What is being asked.
Pull every line that includes the word "label" out of the data below and copy it.

Data extracts.
----------------------------------------
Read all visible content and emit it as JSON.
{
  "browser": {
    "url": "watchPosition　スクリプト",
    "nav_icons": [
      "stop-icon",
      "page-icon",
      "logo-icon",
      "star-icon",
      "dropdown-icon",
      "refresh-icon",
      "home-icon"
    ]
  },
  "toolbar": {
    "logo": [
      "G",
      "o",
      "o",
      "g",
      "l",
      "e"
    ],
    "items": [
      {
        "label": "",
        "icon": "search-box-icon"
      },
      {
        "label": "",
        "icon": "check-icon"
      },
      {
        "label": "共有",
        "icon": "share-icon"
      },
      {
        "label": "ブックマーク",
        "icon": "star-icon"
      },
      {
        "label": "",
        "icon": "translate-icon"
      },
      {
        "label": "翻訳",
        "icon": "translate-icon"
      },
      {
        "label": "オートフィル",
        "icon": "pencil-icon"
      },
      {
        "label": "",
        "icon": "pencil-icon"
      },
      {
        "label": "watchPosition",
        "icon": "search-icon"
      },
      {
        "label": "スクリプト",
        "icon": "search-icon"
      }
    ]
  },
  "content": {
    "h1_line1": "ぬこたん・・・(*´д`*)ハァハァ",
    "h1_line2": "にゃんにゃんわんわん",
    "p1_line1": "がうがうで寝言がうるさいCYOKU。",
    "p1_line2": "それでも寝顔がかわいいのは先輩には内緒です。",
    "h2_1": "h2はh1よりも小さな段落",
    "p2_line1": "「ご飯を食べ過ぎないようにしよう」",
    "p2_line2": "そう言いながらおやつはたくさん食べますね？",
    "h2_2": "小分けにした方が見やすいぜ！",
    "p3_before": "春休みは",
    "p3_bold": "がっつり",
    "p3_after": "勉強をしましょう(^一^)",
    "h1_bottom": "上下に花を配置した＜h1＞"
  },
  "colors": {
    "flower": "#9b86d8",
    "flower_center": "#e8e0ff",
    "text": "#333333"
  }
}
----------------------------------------
Solved problem.
        "label": "",
        "label": "",
        "label": "共有",
        "label": "ブックマーク",
        "label": "",
        "label": "翻訳",
        "label": "オートフィル",
        "label": "",
        "label": "watchPosition",
        "label": "スクリプト",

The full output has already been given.